From the entries below, gather each line containing the word "true".

- [INFORMATION PROVIDED]:
______

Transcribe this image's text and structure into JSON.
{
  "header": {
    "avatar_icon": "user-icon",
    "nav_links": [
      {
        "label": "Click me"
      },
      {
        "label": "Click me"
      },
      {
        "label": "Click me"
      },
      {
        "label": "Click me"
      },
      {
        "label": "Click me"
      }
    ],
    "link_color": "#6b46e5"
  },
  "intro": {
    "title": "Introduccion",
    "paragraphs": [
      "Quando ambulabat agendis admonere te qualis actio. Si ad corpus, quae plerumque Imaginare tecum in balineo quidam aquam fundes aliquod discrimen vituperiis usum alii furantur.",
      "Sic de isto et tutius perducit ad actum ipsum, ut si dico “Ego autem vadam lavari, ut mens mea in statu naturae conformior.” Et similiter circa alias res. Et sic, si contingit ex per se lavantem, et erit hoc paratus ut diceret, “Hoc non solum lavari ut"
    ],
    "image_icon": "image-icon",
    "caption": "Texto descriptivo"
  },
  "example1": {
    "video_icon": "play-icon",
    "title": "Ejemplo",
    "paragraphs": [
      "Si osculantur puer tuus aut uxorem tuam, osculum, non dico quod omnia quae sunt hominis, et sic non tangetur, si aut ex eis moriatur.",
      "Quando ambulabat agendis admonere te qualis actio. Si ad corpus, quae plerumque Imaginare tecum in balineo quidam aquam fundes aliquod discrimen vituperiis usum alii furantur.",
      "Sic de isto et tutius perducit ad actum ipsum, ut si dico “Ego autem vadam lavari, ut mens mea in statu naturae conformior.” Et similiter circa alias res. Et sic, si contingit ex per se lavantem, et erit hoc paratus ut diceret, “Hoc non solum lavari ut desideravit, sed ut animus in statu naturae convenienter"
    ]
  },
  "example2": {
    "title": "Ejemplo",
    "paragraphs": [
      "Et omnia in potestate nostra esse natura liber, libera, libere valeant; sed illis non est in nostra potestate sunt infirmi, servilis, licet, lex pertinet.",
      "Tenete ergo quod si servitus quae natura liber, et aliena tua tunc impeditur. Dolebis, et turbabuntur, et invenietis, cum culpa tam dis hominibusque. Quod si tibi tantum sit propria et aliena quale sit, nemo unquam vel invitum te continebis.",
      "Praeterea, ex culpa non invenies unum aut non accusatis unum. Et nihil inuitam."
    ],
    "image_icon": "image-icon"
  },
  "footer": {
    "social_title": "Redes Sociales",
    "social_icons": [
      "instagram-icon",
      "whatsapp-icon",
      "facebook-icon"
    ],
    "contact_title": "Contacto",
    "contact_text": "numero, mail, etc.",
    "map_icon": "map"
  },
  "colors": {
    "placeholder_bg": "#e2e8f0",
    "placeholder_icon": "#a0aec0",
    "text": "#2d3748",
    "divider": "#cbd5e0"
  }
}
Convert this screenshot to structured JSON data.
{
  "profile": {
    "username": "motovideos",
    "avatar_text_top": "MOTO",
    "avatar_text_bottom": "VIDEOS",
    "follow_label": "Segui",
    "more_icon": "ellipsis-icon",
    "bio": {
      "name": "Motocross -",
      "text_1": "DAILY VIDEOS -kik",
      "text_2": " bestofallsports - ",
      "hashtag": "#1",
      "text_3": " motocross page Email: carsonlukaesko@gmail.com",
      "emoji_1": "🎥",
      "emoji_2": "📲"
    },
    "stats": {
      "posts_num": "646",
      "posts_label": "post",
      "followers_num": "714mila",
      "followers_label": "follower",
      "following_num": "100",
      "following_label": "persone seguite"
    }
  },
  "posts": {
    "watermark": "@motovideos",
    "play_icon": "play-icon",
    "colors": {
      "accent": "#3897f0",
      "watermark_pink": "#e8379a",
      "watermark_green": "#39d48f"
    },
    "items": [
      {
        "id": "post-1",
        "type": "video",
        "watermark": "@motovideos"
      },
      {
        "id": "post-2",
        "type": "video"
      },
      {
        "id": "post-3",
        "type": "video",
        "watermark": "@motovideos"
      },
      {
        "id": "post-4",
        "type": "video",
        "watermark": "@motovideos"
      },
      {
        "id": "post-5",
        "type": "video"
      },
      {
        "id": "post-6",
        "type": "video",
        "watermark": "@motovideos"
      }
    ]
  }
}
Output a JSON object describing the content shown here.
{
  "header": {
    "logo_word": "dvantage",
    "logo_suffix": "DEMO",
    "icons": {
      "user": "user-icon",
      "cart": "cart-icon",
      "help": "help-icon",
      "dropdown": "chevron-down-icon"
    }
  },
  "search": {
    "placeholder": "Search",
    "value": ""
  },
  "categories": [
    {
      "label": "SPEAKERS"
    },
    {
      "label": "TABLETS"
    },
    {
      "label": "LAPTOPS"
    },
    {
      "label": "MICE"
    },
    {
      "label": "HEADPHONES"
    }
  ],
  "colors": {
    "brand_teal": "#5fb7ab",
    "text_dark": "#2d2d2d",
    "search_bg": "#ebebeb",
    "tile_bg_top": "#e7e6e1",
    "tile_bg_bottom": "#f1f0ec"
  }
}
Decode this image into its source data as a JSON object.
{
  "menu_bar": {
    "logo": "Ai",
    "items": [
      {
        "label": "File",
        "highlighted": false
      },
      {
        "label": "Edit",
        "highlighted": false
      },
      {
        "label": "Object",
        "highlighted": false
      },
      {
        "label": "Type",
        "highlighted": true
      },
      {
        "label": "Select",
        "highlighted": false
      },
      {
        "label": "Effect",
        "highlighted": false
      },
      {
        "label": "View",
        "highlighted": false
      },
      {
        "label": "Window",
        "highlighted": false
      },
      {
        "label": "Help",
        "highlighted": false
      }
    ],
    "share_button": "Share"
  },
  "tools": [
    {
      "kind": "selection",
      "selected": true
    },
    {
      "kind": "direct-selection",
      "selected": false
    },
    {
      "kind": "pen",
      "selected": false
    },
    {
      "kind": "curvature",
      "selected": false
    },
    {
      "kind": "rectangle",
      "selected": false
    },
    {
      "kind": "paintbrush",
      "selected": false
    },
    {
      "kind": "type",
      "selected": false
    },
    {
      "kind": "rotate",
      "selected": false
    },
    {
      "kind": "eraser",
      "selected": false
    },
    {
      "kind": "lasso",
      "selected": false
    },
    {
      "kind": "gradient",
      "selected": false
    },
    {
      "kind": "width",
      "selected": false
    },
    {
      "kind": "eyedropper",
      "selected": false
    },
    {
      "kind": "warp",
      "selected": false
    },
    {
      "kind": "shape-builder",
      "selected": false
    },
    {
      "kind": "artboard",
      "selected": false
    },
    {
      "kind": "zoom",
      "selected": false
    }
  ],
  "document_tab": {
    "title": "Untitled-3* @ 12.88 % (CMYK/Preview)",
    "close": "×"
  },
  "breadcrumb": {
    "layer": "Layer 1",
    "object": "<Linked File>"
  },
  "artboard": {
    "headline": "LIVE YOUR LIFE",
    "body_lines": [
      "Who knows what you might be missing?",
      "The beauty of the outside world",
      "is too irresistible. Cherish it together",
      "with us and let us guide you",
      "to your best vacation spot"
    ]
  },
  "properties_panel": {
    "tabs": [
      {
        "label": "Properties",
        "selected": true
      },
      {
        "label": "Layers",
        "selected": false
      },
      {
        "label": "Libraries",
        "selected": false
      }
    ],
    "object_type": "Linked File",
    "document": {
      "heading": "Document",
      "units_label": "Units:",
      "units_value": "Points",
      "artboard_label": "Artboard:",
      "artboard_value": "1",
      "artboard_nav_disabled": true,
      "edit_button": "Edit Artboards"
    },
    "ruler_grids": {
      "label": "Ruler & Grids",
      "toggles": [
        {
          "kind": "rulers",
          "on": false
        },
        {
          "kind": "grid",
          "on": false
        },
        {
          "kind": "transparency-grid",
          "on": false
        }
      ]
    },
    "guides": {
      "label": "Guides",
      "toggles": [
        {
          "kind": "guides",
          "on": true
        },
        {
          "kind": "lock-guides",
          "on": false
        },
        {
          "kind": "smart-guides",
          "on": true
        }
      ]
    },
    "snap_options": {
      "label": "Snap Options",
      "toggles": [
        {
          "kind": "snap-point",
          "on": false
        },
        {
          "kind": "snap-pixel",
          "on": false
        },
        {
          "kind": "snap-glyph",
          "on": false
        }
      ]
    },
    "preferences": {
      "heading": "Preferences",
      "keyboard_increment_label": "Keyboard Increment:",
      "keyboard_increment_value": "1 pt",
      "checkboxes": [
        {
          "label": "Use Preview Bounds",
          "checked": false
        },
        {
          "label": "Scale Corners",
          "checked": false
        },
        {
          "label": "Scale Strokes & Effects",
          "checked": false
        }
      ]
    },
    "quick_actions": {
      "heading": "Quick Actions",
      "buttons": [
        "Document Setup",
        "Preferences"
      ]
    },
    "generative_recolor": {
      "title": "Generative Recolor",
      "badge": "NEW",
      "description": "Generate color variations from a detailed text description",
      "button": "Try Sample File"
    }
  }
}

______

- [REPLY]:
        "highlighted": true
      "selected": true
        "selected": true
      "artboard_nav_disabled": true,
          "on": true
          "on": true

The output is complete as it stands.